## EXERCISE AIM
When you copy the data, keep every word exactly as it is and leave the pictures out.

## Recorded data
··········

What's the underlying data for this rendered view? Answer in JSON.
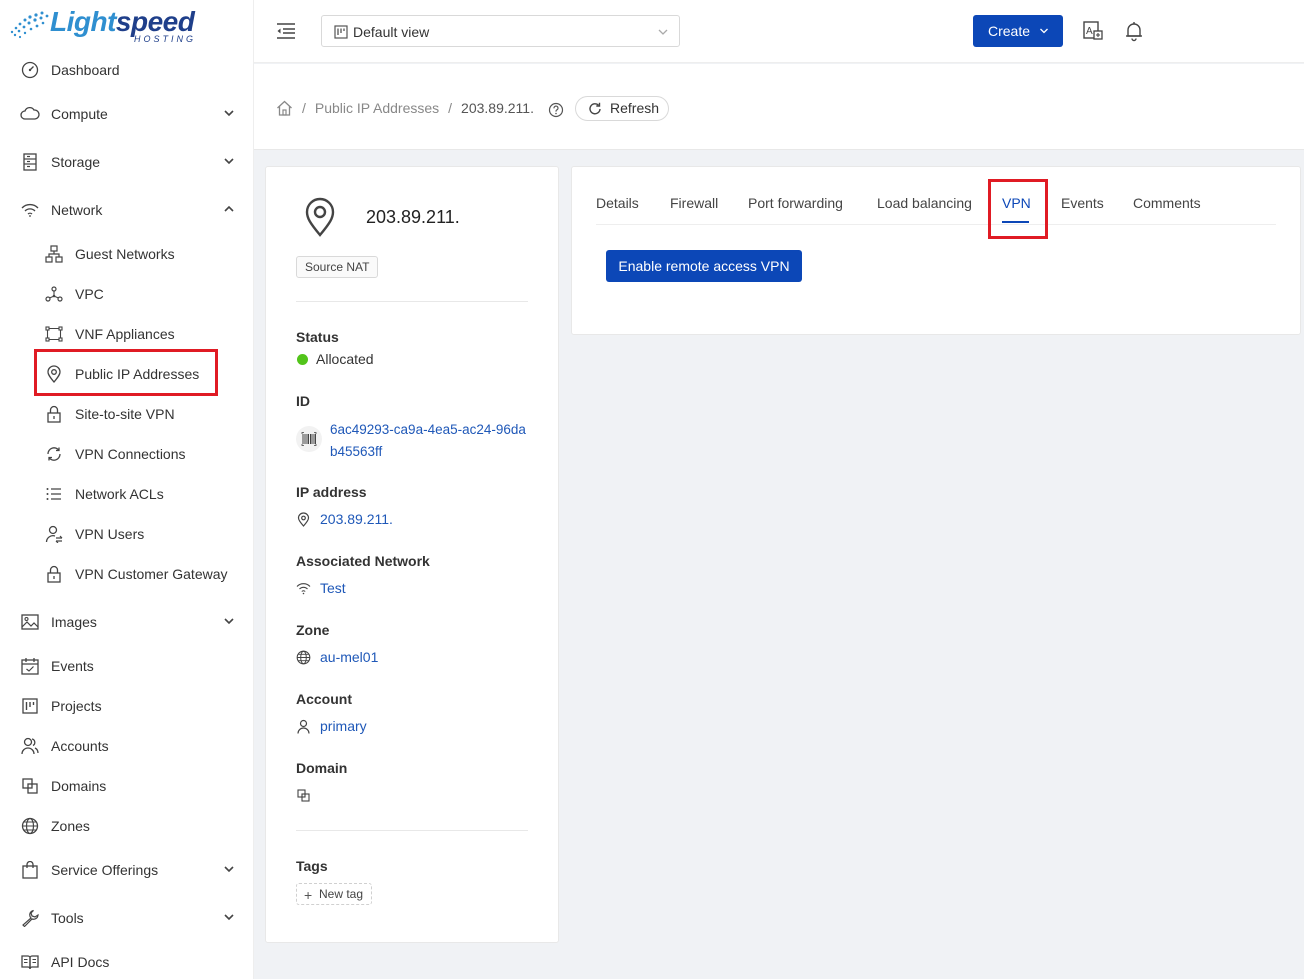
{
  "app": {
    "logo_text_light": "Light",
    "logo_text_speed": "speed",
    "logo_sub": "HOSTING"
  },
  "sidebar": {
    "items": [
      {
        "label": "Dashboard",
        "icon": "dashboard-icon"
      },
      {
        "label": "Compute",
        "icon": "cloud-icon",
        "expandable": true
      },
      {
        "label": "Storage",
        "icon": "storage-icon",
        "expandable": true
      },
      {
        "label": "Network",
        "icon": "wifi-icon",
        "expandable": true,
        "expanded": true
      },
      {
        "label": "Images",
        "icon": "image-icon",
        "expandable": true
      },
      {
        "label": "Events",
        "icon": "calendar-icon"
      },
      {
        "label": "Projects",
        "icon": "project-icon"
      },
      {
        "label": "Accounts",
        "icon": "users-icon"
      },
      {
        "label": "Domains",
        "icon": "domains-icon"
      },
      {
        "label": "Zones",
        "icon": "globe-icon"
      },
      {
        "label": "Service Offerings",
        "icon": "shopping-bag-icon",
        "expandable": true
      },
      {
        "label": "Tools",
        "icon": "wrench-icon",
        "expandable": true
      },
      {
        "label": "API Docs",
        "icon": "book-icon"
      }
    ],
    "network_sub": [
      {
        "label": "Guest Networks",
        "icon": "cluster-icon"
      },
      {
        "label": "VPC",
        "icon": "deployment-icon"
      },
      {
        "label": "VNF Appliances",
        "icon": "gateway-icon"
      },
      {
        "label": "Public IP Addresses",
        "icon": "location-pin-icon",
        "selected": true
      },
      {
        "label": "Site-to-site VPN",
        "icon": "lock-icon"
      },
      {
        "label": "VPN Connections",
        "icon": "sync-icon"
      },
      {
        "label": "Network ACLs",
        "icon": "list-icon"
      },
      {
        "label": "VPN Users",
        "icon": "user-switch-icon"
      },
      {
        "label": "VPN Customer Gateway",
        "icon": "lock-icon"
      }
    ]
  },
  "topbar": {
    "view_select": "Default view",
    "create_label": "Create"
  },
  "breadcrumb": {
    "items": [
      "Public IP Addresses",
      "203.89.211."
    ],
    "refresh_label": "Refresh"
  },
  "resource": {
    "title": "203.89.211.",
    "badge": "Source NAT",
    "status_label": "Status",
    "status_value": "Allocated",
    "status_color": "#52c41a",
    "id_label": "ID",
    "id_value": "6ac49293-ca9a-4ea5-ac24-96dab45563ff",
    "ip_label": "IP address",
    "ip_value": "203.89.211.",
    "network_label": "Associated Network",
    "network_value": "Test",
    "zone_label": "Zone",
    "zone_value": "au-mel01",
    "account_label": "Account",
    "account_value": "primary",
    "domain_label": "Domain",
    "tags_label": "Tags",
    "new_tag_label": "New tag"
  },
  "tabs": {
    "items": [
      "Details",
      "Firewall",
      "Port forwarding",
      "Load balancing",
      "VPN",
      "Events",
      "Comments"
    ],
    "active": "VPN",
    "enable_vpn_label": "Enable remote access VPN"
  },
  "colors": {
    "accent": "#0c47b7",
    "link": "#1f58b8",
    "highlight_box": "#e01b24"
  }
}
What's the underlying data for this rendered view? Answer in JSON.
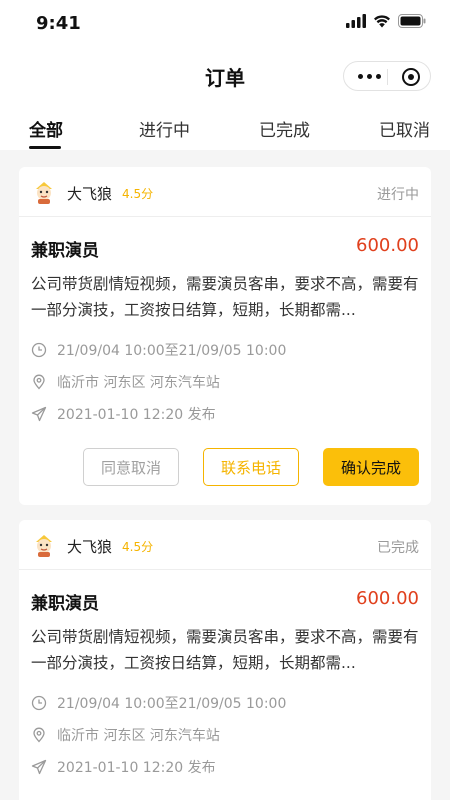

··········

## SOLUTION TO THIS EXERCISE
What's the underlying data for this rendered view? Answer in JSON.
{
  "app": {
    "logo_text_light": "Light",
    "logo_text_speed": "speed",
    "logo_sub": "HOSTING"
  },
  "sidebar": {
    "items": [
      {
        "label": "Dashboard",
        "icon": "dashboard-icon"
      },
      {
        "label": "Compute",
        "icon": "cloud-icon",
        "expandable": true
      },
      {
        "label": "Storage",
        "icon": "storage-icon",
        "expandable": true
      },
      {
        "label": "Network",
        "icon": "wifi-icon",
        "expandable": true,
        "expanded": true
      },
      {
        "label": "Images",
        "icon": "image-icon",
        "expandable": true
      },
      {
        "label": "Events",
        "icon": "calendar-icon"
      },
      {
        "label": "Projects",
        "icon": "project-icon"
      },
      {
        "label": "Accounts",
        "icon": "users-icon"
      },
      {
        "label": "Domains",
        "icon": "domains-icon"
      },
      {
        "label": "Zones",
        "icon": "globe-icon"
      },
      {
        "label": "Service Offerings",
        "icon": "shopping-bag-icon",
        "expandable": true
      },
      {
        "label": "Tools",
        "icon": "wrench-icon",
        "expandable": true
      },
      {
        "label": "API Docs",
        "icon": "book-icon"
      }
    ],
    "network_sub": [
      {
        "label": "Guest Networks",
        "icon": "cluster-icon"
      },
      {
        "label": "VPC",
        "icon": "deployment-icon"
      },
      {
        "label": "VNF Appliances",
        "icon": "gateway-icon"
      },
      {
        "label": "Public IP Addresses",
        "icon": "location-pin-icon",
        "selected": true
      },
      {
        "label": "Site-to-site VPN",
        "icon": "lock-icon"
      },
      {
        "label": "VPN Connections",
        "icon": "sync-icon"
      },
      {
        "label": "Network ACLs",
        "icon": "list-icon"
      },
      {
        "label": "VPN Users",
        "icon": "user-switch-icon"
      },
      {
        "label": "VPN Customer Gateway",
        "icon": "lock-icon"
      }
    ]
  },
  "topbar": {
    "view_select": "Default view",
    "create_label": "Create"
  },
  "breadcrumb": {
    "items": [
      "Public IP Addresses",
      "203.89.211."
    ],
    "refresh_label": "Refresh"
  },
  "resource": {
    "title": "203.89.211.",
    "badge": "Source NAT",
    "status_label": "Status",
    "status_value": "Allocated",
    "status_color": "#52c41a",
    "id_label": "ID",
    "id_value": "6ac49293-ca9a-4ea5-ac24-96dab45563ff",
    "ip_label": "IP address",
    "ip_value": "203.89.211.",
    "network_label": "Associated Network",
    "network_value": "Test",
    "zone_label": "Zone",
    "zone_value": "au-mel01",
    "account_label": "Account",
    "account_value": "primary",
    "domain_label": "Domain",
    "tags_label": "Tags",
    "new_tag_label": "New tag"
  },
  "tabs": {
    "items": [
      "Details",
      "Firewall",
      "Port forwarding",
      "Load balancing",
      "VPN",
      "Events",
      "Comments"
    ],
    "active": "VPN",
    "enable_vpn_label": "Enable remote access VPN"
  },
  "colors": {
    "accent": "#0c47b7",
    "link": "#1f58b8",
    "highlight_box": "#e01b24"
  }
}
What's the underlying data for this rendered view? Answer in JSON.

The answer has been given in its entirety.